(INPUT DATA Opens)

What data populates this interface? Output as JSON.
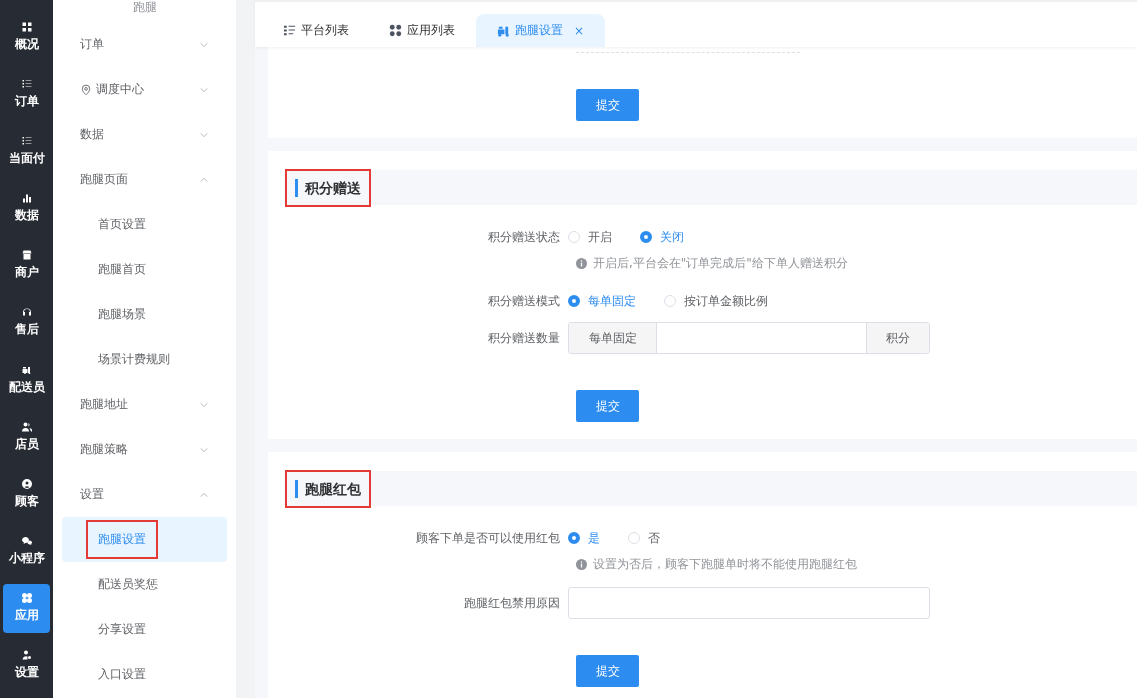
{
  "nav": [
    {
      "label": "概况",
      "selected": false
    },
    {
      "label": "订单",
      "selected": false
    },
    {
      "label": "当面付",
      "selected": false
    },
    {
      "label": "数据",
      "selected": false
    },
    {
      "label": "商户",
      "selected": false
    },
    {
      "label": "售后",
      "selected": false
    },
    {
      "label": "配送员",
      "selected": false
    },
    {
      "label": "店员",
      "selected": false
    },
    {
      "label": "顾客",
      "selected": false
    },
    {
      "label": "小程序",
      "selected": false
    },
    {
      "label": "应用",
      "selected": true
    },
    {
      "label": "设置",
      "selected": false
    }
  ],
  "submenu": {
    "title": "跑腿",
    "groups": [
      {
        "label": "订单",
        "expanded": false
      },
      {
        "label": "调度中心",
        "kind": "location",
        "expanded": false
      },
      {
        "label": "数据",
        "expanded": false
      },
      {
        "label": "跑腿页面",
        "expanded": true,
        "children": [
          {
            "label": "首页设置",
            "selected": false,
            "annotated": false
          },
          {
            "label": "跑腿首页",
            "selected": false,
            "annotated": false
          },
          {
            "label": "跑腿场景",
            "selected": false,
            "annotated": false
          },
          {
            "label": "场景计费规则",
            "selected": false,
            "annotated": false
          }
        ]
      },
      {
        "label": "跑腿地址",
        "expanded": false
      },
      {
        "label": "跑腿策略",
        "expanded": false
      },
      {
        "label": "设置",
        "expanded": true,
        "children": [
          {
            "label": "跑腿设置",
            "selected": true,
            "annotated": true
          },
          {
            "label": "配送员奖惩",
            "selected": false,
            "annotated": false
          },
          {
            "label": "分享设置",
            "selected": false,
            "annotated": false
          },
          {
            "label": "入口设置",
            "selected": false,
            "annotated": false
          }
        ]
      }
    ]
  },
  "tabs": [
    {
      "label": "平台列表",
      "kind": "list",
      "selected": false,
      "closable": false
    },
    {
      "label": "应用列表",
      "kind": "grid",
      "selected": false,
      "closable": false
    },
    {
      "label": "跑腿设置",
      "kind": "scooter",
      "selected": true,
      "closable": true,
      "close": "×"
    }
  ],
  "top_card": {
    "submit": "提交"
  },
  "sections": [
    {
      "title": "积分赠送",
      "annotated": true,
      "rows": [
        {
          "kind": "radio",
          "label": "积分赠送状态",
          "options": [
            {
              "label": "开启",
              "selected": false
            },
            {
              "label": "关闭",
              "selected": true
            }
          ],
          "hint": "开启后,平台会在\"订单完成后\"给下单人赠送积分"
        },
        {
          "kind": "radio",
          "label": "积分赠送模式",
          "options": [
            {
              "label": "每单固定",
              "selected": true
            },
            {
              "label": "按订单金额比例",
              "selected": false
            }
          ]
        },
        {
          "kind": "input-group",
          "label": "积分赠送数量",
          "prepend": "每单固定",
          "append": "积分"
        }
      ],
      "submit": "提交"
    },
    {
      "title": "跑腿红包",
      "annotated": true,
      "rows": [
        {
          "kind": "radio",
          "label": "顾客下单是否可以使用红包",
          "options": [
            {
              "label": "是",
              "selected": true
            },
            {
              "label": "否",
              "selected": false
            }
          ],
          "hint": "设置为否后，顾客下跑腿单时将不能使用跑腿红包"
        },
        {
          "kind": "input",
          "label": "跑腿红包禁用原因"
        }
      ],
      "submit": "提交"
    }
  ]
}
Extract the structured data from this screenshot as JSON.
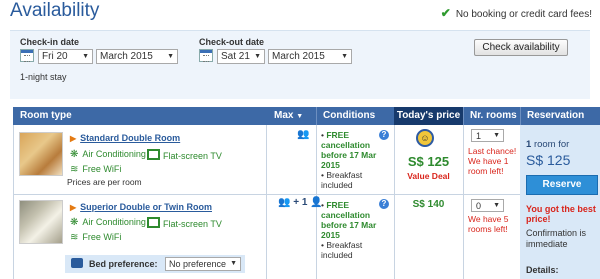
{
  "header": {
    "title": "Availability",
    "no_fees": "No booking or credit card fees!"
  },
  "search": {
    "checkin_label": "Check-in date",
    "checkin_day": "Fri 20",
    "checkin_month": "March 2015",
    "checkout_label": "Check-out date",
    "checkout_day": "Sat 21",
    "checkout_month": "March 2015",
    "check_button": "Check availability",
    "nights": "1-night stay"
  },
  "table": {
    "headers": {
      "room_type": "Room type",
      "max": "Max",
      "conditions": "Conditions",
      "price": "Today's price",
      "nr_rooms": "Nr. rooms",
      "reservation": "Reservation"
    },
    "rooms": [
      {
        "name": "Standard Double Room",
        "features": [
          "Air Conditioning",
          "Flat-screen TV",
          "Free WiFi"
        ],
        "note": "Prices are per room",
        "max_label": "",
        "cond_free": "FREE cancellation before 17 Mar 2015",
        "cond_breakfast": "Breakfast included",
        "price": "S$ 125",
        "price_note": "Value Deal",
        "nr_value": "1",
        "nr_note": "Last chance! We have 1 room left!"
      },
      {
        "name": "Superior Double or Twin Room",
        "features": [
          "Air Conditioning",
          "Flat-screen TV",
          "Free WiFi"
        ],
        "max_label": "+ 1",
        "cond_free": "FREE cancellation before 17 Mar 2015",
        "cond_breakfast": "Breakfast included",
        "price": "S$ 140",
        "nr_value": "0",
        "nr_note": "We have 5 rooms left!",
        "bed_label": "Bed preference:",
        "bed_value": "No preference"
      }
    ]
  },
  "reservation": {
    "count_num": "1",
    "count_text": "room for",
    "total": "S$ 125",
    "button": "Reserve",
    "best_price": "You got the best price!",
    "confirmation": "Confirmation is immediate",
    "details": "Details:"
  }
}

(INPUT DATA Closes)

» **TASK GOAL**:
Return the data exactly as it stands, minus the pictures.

» **WRITTEN REPLY**:
What data populates this interface? Output as JSON.
{
  "nav": [
    {
      "label": "概况",
      "selected": false
    },
    {
      "label": "订单",
      "selected": false
    },
    {
      "label": "当面付",
      "selected": false
    },
    {
      "label": "数据",
      "selected": false
    },
    {
      "label": "商户",
      "selected": false
    },
    {
      "label": "售后",
      "selected": false
    },
    {
      "label": "配送员",
      "selected": false
    },
    {
      "label": "店员",
      "selected": false
    },
    {
      "label": "顾客",
      "selected": false
    },
    {
      "label": "小程序",
      "selected": false
    },
    {
      "label": "应用",
      "selected": true
    },
    {
      "label": "设置",
      "selected": false
    }
  ],
  "submenu": {
    "title": "跑腿",
    "groups": [
      {
        "label": "订单",
        "expanded": false
      },
      {
        "label": "调度中心",
        "kind": "location",
        "expanded": false
      },
      {
        "label": "数据",
        "expanded": false
      },
      {
        "label": "跑腿页面",
        "expanded": true,
        "children": [
          {
            "label": "首页设置",
            "selected": false,
            "annotated": false
          },
          {
            "label": "跑腿首页",
            "selected": false,
            "annotated": false
          },
          {
            "label": "跑腿场景",
            "selected": false,
            "annotated": false
          },
          {
            "label": "场景计费规则",
            "selected": false,
            "annotated": false
          }
        ]
      },
      {
        "label": "跑腿地址",
        "expanded": false
      },
      {
        "label": "跑腿策略",
        "expanded": false
      },
      {
        "label": "设置",
        "expanded": true,
        "children": [
          {
            "label": "跑腿设置",
            "selected": true,
            "annotated": true
          },
          {
            "label": "配送员奖惩",
            "selected": false,
            "annotated": false
          },
          {
            "label": "分享设置",
            "selected": false,
            "annotated": false
          },
          {
            "label": "入口设置",
            "selected": false,
            "annotated": false
          }
        ]
      }
    ]
  },
  "tabs": [
    {
      "label": "平台列表",
      "kind": "list",
      "selected": false,
      "closable": false
    },
    {
      "label": "应用列表",
      "kind": "grid",
      "selected": false,
      "closable": false
    },
    {
      "label": "跑腿设置",
      "kind": "scooter",
      "selected": true,
      "closable": true,
      "close": "×"
    }
  ],
  "top_card": {
    "submit": "提交"
  },
  "sections": [
    {
      "title": "积分赠送",
      "annotated": true,
      "rows": [
        {
          "kind": "radio",
          "label": "积分赠送状态",
          "options": [
            {
              "label": "开启",
              "selected": false
            },
            {
              "label": "关闭",
              "selected": true
            }
          ],
          "hint": "开启后,平台会在\"订单完成后\"给下单人赠送积分"
        },
        {
          "kind": "radio",
          "label": "积分赠送模式",
          "options": [
            {
              "label": "每单固定",
              "selected": true
            },
            {
              "label": "按订单金额比例",
              "selected": false
            }
          ]
        },
        {
          "kind": "input-group",
          "label": "积分赠送数量",
          "prepend": "每单固定",
          "append": "积分"
        }
      ],
      "submit": "提交"
    },
    {
      "title": "跑腿红包",
      "annotated": true,
      "rows": [
        {
          "kind": "radio",
          "label": "顾客下单是否可以使用红包",
          "options": [
            {
              "label": "是",
              "selected": true
            },
            {
              "label": "否",
              "selected": false
            }
          ],
          "hint": "设置为否后，顾客下跑腿单时将不能使用跑腿红包"
        },
        {
          "kind": "input",
          "label": "跑腿红包禁用原因"
        }
      ],
      "submit": "提交"
    }
  ]
}
Extract the structured data from this screenshot as JSON.
{
  "header": {
    "title": "Availability",
    "no_fees": "No booking or credit card fees!"
  },
  "search": {
    "checkin_label": "Check-in date",
    "checkin_day": "Fri 20",
    "checkin_month": "March 2015",
    "checkout_label": "Check-out date",
    "checkout_day": "Sat 21",
    "checkout_month": "March 2015",
    "check_button": "Check availability",
    "nights": "1-night stay"
  },
  "table": {
    "headers": {
      "room_type": "Room type",
      "max": "Max",
      "conditions": "Conditions",
      "price": "Today's price",
      "nr_rooms": "Nr. rooms",
      "reservation": "Reservation"
    },
    "rooms": [
      {
        "name": "Standard Double Room",
        "features": [
          "Air Conditioning",
          "Flat-screen TV",
          "Free WiFi"
        ],
        "note": "Prices are per room",
        "max_label": "",
        "cond_free": "FREE cancellation before 17 Mar 2015",
        "cond_breakfast": "Breakfast included",
        "price": "S$ 125",
        "price_note": "Value Deal",
        "nr_value": "1",
        "nr_note": "Last chance! We have 1 room left!"
      },
      {
        "name": "Superior Double or Twin Room",
        "features": [
          "Air Conditioning",
          "Flat-screen TV",
          "Free WiFi"
        ],
        "max_label": "+ 1",
        "cond_free": "FREE cancellation before 17 Mar 2015",
        "cond_breakfast": "Breakfast included",
        "price": "S$ 140",
        "nr_value": "0",
        "nr_note": "We have 5 rooms left!",
        "bed_label": "Bed preference:",
        "bed_value": "No preference"
      }
    ]
  },
  "reservation": {
    "count_num": "1",
    "count_text": "room for",
    "total": "S$ 125",
    "button": "Reserve",
    "best_price": "You got the best price!",
    "confirmation": "Confirmation is immediate",
    "details": "Details:"
  }
}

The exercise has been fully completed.